Using the lines below, work out the count of those that hold "https". Give the number only.

(Excerpted data begins)

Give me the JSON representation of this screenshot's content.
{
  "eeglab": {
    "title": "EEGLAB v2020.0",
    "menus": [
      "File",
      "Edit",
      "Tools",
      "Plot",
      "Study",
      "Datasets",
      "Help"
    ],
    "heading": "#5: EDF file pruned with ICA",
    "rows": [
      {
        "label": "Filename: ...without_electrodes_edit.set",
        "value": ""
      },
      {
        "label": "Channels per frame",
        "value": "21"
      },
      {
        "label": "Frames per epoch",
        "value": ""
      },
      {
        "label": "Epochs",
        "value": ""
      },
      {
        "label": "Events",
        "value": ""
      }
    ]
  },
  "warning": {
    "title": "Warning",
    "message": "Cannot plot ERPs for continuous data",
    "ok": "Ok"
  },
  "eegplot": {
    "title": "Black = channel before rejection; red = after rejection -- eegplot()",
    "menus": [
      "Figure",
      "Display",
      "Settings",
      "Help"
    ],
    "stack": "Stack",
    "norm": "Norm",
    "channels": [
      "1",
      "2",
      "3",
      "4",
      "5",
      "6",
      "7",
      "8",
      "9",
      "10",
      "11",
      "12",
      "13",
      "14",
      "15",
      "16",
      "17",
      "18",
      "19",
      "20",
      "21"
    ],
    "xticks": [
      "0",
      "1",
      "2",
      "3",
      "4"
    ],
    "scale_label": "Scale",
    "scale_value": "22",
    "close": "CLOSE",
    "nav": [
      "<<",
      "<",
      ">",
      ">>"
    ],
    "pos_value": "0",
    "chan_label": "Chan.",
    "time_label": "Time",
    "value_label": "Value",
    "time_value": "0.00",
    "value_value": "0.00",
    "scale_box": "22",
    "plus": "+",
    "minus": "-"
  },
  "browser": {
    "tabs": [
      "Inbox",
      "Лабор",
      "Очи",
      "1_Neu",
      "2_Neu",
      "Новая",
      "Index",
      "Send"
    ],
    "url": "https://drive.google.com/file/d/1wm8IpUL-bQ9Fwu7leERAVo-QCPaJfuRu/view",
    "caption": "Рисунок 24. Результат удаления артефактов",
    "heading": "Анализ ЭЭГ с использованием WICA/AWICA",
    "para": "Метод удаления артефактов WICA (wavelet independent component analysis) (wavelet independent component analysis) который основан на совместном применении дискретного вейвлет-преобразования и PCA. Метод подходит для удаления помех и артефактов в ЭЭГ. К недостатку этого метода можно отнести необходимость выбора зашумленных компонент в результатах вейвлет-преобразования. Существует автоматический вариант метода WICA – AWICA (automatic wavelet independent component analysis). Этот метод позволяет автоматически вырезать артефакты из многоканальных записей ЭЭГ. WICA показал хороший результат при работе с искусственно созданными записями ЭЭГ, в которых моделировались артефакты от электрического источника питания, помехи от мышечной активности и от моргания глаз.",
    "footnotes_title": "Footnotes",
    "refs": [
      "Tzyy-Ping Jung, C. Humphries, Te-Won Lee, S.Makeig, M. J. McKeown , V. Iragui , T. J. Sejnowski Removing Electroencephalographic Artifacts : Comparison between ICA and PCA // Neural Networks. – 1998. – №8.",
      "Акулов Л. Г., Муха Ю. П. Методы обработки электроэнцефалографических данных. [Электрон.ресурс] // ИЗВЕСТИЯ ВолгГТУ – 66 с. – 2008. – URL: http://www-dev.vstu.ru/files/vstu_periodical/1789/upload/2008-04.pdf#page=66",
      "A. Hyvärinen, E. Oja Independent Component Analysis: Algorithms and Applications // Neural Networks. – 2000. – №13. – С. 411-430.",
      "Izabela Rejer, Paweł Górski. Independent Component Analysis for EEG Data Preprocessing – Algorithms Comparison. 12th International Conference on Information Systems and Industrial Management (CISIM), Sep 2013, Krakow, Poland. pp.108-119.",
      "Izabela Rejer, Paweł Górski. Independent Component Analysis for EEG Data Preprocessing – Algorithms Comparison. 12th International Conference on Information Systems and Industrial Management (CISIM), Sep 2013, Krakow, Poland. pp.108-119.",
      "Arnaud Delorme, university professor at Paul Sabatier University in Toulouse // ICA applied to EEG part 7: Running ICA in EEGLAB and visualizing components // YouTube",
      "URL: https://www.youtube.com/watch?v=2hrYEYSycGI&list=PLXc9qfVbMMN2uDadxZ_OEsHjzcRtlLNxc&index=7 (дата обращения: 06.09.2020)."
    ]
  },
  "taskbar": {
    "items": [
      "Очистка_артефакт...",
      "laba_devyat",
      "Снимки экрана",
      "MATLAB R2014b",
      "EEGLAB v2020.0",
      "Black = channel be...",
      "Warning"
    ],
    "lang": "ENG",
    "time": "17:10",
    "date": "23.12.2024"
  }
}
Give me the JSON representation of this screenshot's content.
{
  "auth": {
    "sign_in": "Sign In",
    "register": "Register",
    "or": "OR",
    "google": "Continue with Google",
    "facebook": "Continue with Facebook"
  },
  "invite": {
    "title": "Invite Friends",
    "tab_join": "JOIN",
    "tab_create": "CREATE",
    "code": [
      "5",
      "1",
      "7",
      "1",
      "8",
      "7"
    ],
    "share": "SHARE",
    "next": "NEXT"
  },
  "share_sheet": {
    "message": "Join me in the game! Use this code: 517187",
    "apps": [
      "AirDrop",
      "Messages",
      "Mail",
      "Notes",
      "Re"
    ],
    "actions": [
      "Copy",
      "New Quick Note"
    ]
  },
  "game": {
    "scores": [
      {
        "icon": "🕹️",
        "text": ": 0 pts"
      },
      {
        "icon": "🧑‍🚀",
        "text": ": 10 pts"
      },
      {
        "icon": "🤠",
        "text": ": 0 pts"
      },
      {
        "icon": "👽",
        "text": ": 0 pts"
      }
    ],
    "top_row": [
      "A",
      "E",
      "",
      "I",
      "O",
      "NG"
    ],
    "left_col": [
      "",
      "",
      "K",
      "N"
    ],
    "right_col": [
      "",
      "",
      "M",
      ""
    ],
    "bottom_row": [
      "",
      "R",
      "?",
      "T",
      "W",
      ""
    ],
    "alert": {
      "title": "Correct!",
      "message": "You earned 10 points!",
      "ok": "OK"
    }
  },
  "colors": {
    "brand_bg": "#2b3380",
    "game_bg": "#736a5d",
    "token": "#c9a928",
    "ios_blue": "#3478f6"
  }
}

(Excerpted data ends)

Solution for this problem: 2